Time passed and I didn't have a studio space anymore so I shelved that idea. However I was still listening and thinking about how I wanted my work to sound. An important thing to think about! I was not happy with how I was manipulating my samples on my computer. I wasn't able to use the midi controllers the way I wanted in a live situation and when I did i wasn't happy with the range of sounds I was getting from my mangled samples. So I experimented with my synth kit and found that the synths were easier and more fun to control and improvise with my field recording samples. 

At this point I should probably shed some light on the "in to the breaks" quote and how it fits in with my interest in dub processing and black subjectivity. The key term in the above quote is slippage. You're between nodes of time standing still and moving ahead. Slipping between being on beat or off.  I have used the sounds and processes of both dub and the many glitch genres that have popped up in art and music as a point of departure from the idea of slipping in to the breaks. 

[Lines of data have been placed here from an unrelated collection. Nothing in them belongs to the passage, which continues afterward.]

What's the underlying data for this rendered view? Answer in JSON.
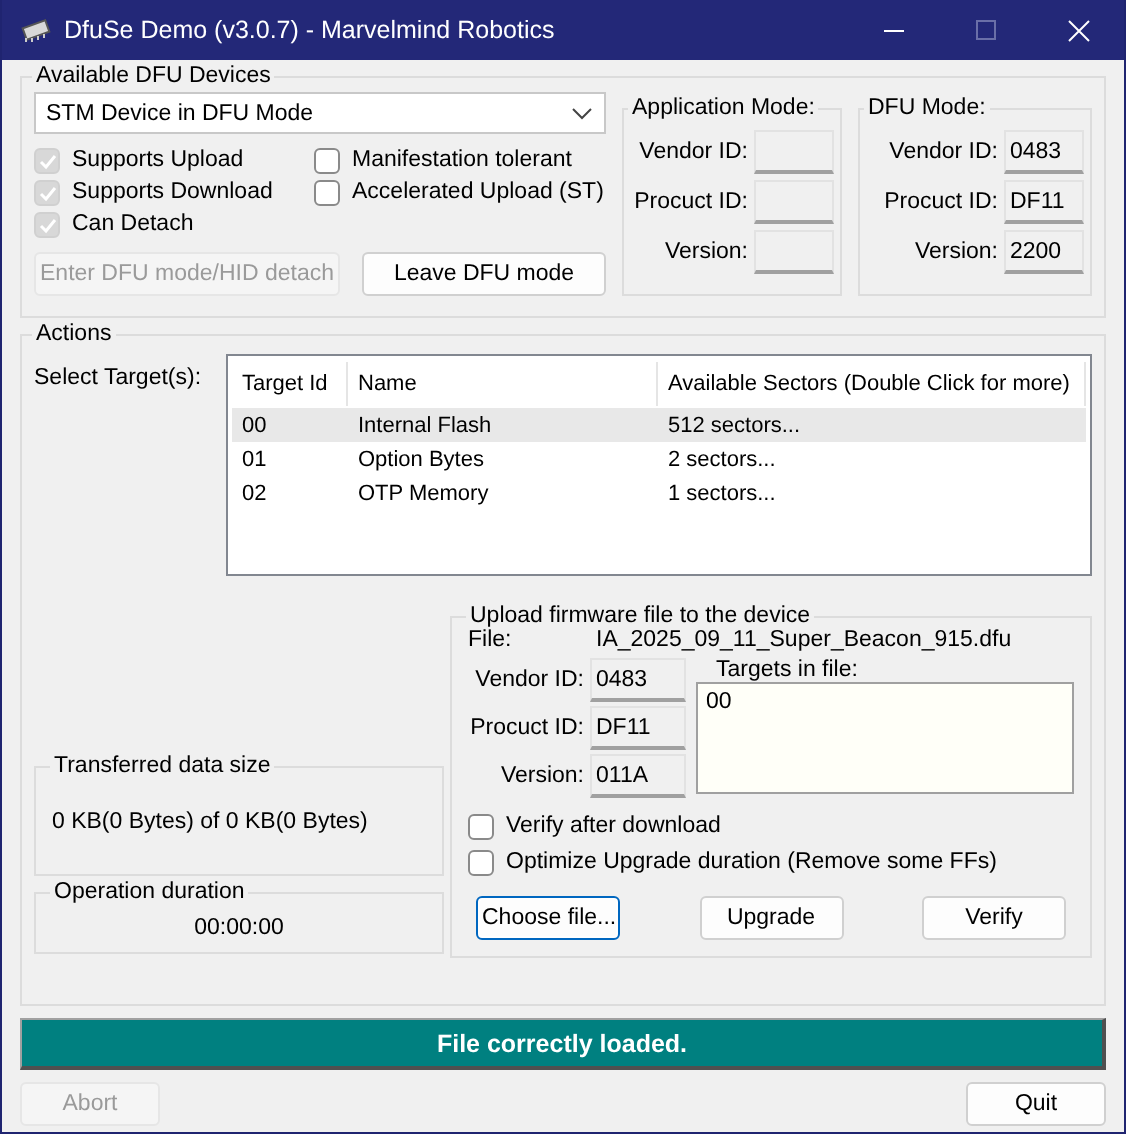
{
  "window": {
    "title": "DfuSe Demo (v3.0.7) - Marvelmind Robotics"
  },
  "devices": {
    "title": "Available DFU Devices",
    "selected_device": "STM Device in DFU Mode",
    "options": [
      {
        "label": "Supports Upload",
        "checked": true,
        "disabled": true
      },
      {
        "label": "Manifestation tolerant",
        "checked": false,
        "disabled": false
      },
      {
        "label": "Supports Download",
        "checked": true,
        "disabled": true
      },
      {
        "label": "Accelerated Upload (ST)",
        "checked": false,
        "disabled": false
      },
      {
        "label": "Can Detach",
        "checked": true,
        "disabled": true
      }
    ],
    "buttons": [
      {
        "label": "Enter DFU mode/HID detach",
        "disabled": true
      },
      {
        "label": "Leave DFU mode",
        "disabled": false
      }
    ]
  },
  "application_mode": {
    "title": "Application Mode:",
    "fields": [
      {
        "label": "Vendor ID:"
      },
      {
        "label": "Procuct ID:"
      },
      {
        "label": "Version:"
      }
    ]
  },
  "dfu_mode": {
    "title": "DFU Mode:",
    "fields": [
      {
        "label": "Vendor ID:",
        "value": "0483"
      },
      {
        "label": "Procuct ID:",
        "value": "DF11"
      },
      {
        "label": "Version:",
        "value": "2200"
      }
    ]
  },
  "actions": {
    "title": "Actions",
    "select_label": "Select Target(s):",
    "targets": {
      "columns": [
        "Target Id",
        "Name",
        "Available Sectors (Double Click for more)"
      ],
      "rows": [
        {
          "cells": [
            "00",
            "Internal Flash",
            "512 sectors..."
          ],
          "selected": true
        },
        {
          "cells": [
            "01",
            "Option Bytes",
            "2 sectors..."
          ],
          "selected": false
        },
        {
          "cells": [
            "02",
            "OTP Memory",
            "1 sectors..."
          ],
          "selected": false
        }
      ]
    },
    "transferred": {
      "title": "Transferred data size",
      "value": "0 KB(0 Bytes) of 0 KB(0 Bytes)"
    },
    "duration": {
      "title": "Operation duration",
      "value": "00:00:00"
    },
    "upload": {
      "title": "Upload firmware file to the device",
      "file_label": "File:",
      "file_name": "IA_2025_09_11_Super_Beacon_915.dfu",
      "fields": [
        {
          "label": "Vendor ID:",
          "value": "0483"
        },
        {
          "label": "Procuct ID:",
          "value": "DF11"
        },
        {
          "label": "Version:",
          "value": "011A"
        }
      ],
      "targets_label": "Targets in file:",
      "targets": [
        "00"
      ],
      "options": [
        {
          "label": "Verify after download",
          "checked": false
        },
        {
          "label": "Optimize Upgrade duration (Remove some FFs)",
          "checked": false
        }
      ],
      "buttons": [
        {
          "label": "Choose file...",
          "focused": true
        },
        {
          "label": "Upgrade",
          "focused": false
        },
        {
          "label": "Verify",
          "focused": false
        }
      ]
    }
  },
  "status": {
    "text": "File correctly loaded."
  },
  "footer_buttons": [
    {
      "label": "Abort",
      "disabled": true
    },
    {
      "label": "Quit",
      "disabled": false
    }
  ]
}
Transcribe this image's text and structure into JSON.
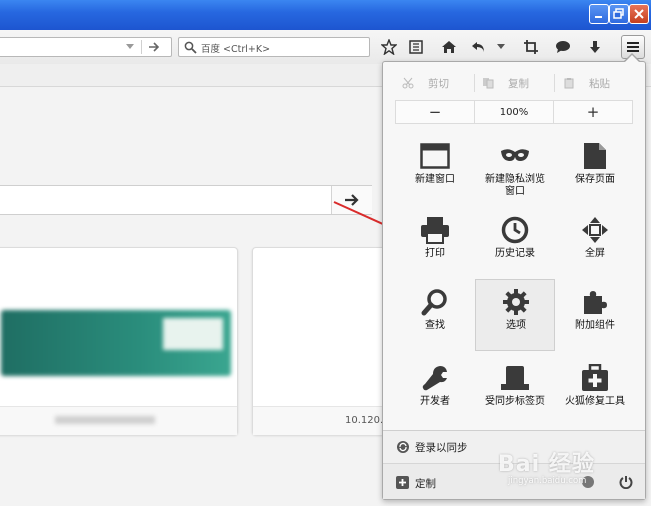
{
  "colors": {
    "titlebar": "#2768e0",
    "close": "#c5401f",
    "arrow": "#d92b2b",
    "icon": "#3a3a3a"
  },
  "search": {
    "placeholder": "百度 <Ctrl+K>"
  },
  "edit": {
    "cut": "剪切",
    "copy": "复制",
    "paste": "粘贴"
  },
  "zoom": {
    "out": "−",
    "level": "100%",
    "in": "+"
  },
  "panel_items": [
    {
      "label": "新建窗口",
      "icon": "new-window-icon"
    },
    {
      "label": "新建隐私浏览窗口",
      "icon": "private-mask-icon"
    },
    {
      "label": "保存页面",
      "icon": "save-page-icon"
    },
    {
      "label": "打印",
      "icon": "print-icon"
    },
    {
      "label": "历史记录",
      "icon": "history-clock-icon"
    },
    {
      "label": "全屏",
      "icon": "fullscreen-icon"
    },
    {
      "label": "查找",
      "icon": "find-magnifier-icon"
    },
    {
      "label": "选项",
      "icon": "options-gear-icon"
    },
    {
      "label": "附加组件",
      "icon": "addons-puzzle-icon"
    },
    {
      "label": "开发者",
      "icon": "developer-wrench-icon"
    },
    {
      "label": "受同步标签页",
      "icon": "synced-tabs-icon"
    },
    {
      "label": "火狐修复工具",
      "icon": "repair-kit-icon"
    }
  ],
  "panel_item_label_lines": {
    "private_1": "新建隐私浏览",
    "private_2": "窗口"
  },
  "footer": {
    "sync": "登录以同步",
    "customize": "定制"
  },
  "tiles": {
    "tile2_caption": "10.120."
  },
  "watermark": {
    "brand": "Bai 经验",
    "sub": "jingyan.baidu.com"
  }
}
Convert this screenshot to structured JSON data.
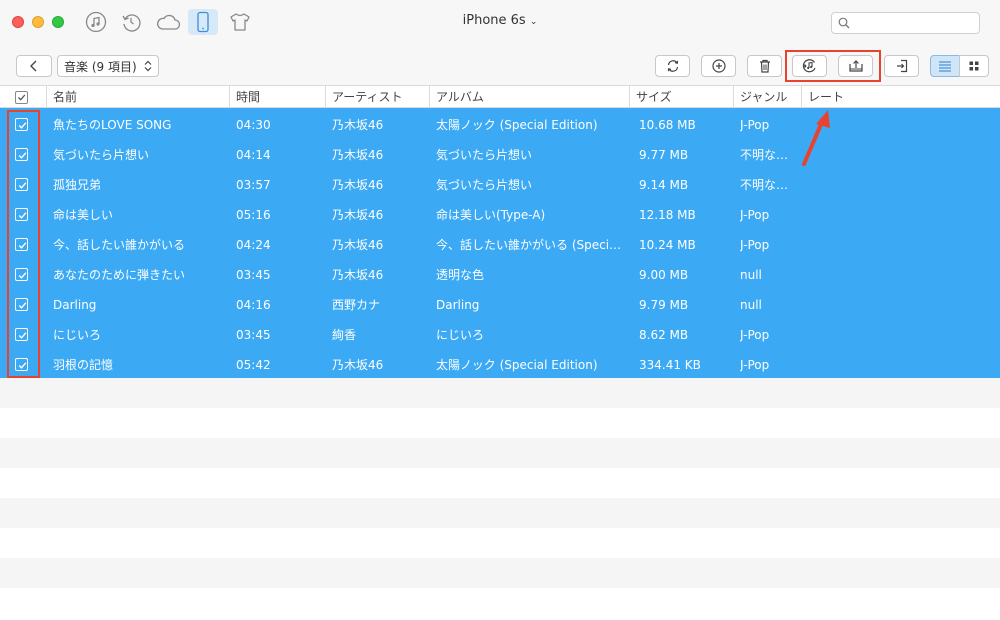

But what about black subjectivity? Is my work about race? As far as black subjectivity goes, I think there is a slippage between an awareness of self and DuBois' double consciousness. The uses of echo, delay and other technology by reggae producers like King Tubby exemplify this idea that consciousness, identity and memory are fluid and synchronic. Bringing this back to my work. My field recordings (and sound walks) can be seen as performances that are then remixed and re-presented. Meaning that there is no fixed way of representing those actions. More on this later. 

One more thing. Is my work about race? Not all the time but I have to be conscious of place, memory and identity and how that affects race, gender and sexuality as I have to work with others who may not be like myself. More on this later.

For these sessions, I used arturia's microbrute analog synth, korg little bits synth kit, korg monotron delay, sony pcm m-10 and a behringer eurorack 602A mixer

Monday, March 14, 2016

'scapes - videos

'scapes from normanwlong on Vimeo.

‘scapes incorporates the sound and cultural landscape of the West Loop and Union Park in Chicago to present an improvised experience and installation. I am making strange the very familiar via process field recording, sound-walks, mapping, and audio/visual processing. By incorporating glitch and dub technology into my objects, video, and sound components sourced from the area, I am “versioning” the West Loop, offering an alternate way of moving through personal and public space.

spectroscape from normanwlong on Vimeo.

Spectroscape, 2015
Video from spectroscope that reads chemicals in the air, sound is sourced from reader that converts spectra to sound.

Mapping , 2015
Glitched maps of Norman’s studio and the surrounding neighborhood